EXERCISE REQUIREMENTS:
Exactly reproduce the lines from the line containing "Transcribe this image's" to the end of the data below, inclusive, and nothing else.
☆ ☆ ☆ ☆
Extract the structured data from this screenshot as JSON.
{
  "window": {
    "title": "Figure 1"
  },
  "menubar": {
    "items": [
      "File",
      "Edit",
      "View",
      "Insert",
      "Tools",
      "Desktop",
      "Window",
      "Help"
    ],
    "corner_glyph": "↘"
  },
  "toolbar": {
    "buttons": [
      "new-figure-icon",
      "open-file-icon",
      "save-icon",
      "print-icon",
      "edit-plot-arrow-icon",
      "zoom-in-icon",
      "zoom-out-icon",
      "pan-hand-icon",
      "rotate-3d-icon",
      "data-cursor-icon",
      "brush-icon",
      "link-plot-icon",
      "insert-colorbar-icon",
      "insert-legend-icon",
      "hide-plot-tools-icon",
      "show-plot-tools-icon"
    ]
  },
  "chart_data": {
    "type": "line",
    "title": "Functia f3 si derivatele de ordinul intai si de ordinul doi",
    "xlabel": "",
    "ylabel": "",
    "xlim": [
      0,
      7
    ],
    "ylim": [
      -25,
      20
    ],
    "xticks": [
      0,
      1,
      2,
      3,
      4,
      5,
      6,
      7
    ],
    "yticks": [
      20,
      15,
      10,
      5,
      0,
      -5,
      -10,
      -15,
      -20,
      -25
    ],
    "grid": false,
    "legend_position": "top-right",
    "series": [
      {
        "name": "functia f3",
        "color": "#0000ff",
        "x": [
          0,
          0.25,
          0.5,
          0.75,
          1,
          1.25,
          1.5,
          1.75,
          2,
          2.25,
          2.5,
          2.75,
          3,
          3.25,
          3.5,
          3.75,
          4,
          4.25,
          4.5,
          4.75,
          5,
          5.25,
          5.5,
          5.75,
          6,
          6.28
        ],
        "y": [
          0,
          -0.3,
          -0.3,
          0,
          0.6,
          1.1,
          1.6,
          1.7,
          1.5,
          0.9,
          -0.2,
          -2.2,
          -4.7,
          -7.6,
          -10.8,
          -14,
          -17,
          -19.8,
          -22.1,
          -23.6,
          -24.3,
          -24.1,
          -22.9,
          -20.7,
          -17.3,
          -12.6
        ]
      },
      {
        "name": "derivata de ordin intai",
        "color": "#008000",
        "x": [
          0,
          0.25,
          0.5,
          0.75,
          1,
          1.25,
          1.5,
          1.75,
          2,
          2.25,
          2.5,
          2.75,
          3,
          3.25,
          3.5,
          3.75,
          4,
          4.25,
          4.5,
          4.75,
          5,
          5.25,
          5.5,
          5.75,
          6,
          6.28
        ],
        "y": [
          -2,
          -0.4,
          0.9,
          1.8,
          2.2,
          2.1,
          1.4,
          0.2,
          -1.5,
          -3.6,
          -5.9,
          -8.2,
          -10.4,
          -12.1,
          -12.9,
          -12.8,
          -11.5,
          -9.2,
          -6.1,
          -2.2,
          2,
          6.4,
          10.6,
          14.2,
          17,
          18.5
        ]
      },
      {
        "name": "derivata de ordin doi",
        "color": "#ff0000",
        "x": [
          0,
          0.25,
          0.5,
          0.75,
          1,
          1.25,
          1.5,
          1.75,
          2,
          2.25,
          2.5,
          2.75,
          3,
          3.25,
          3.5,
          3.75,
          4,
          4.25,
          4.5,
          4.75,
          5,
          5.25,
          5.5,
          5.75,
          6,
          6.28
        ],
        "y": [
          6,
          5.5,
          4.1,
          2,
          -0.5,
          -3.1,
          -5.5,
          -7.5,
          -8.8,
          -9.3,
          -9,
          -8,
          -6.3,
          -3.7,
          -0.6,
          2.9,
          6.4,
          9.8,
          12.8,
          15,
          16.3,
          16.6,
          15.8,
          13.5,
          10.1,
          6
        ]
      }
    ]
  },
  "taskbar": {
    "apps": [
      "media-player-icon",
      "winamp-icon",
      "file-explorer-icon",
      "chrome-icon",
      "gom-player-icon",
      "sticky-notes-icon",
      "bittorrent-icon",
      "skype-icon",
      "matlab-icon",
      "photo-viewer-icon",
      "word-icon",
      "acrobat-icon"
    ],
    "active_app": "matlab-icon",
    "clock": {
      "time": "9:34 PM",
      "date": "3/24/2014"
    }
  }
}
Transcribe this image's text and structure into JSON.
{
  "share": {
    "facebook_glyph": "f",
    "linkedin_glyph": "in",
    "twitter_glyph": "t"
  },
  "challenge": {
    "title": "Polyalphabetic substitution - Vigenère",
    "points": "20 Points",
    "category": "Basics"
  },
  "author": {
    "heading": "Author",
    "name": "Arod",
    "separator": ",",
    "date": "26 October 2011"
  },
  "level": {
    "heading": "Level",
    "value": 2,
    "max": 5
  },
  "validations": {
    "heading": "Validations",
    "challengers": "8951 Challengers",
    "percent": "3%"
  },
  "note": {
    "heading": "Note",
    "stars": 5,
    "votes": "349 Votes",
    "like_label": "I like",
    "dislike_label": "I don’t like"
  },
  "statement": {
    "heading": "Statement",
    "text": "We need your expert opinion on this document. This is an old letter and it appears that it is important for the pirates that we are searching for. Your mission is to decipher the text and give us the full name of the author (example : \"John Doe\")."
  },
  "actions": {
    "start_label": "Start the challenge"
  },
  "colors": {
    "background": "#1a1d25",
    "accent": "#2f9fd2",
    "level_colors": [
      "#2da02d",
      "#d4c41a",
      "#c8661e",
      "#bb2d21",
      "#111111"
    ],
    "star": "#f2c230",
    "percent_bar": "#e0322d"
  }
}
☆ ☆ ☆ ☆
ANSWER TO THIS TASK:
Transcribe this image's text and structure into JSON.
{
  "share": {
    "facebook_glyph": "f",
    "linkedin_glyph": "in",
    "twitter_glyph": "t"
  },
  "challenge": {
    "title": "Polyalphabetic substitution - Vigenère",
    "points": "20 Points",
    "category": "Basics"
  },
  "author": {
    "heading": "Author",
    "name": "Arod",
    "separator": ",",
    "date": "26 October 2011"
  },
  "level": {
    "heading": "Level",
    "value": 2,
    "max": 5
  },
  "validations": {
    "heading": "Validations",
    "challengers": "8951 Challengers",
    "percent": "3%"
  },
  "note": {
    "heading": "Note",
    "stars": 5,
    "votes": "349 Votes",
    "like_label": "I like",
    "dislike_label": "I don’t like"
  },
  "statement": {
    "heading": "Statement",
    "text": "We need your expert opinion on this document. This is an old letter and it appears that it is important for the pirates that we are searching for. Your mission is to decipher the text and give us the full name of the author (example : \"John Doe\")."
  },
  "actions": {
    "start_label": "Start the challenge"
  },
  "colors": {
    "background": "#1a1d25",
    "accent": "#2f9fd2",
    "level_colors": [
      "#2da02d",
      "#d4c41a",
      "#c8661e",
      "#bb2d21",
      "#111111"
    ],
    "star": "#f2c230",
    "percent_bar": "#e0322d"
  }
}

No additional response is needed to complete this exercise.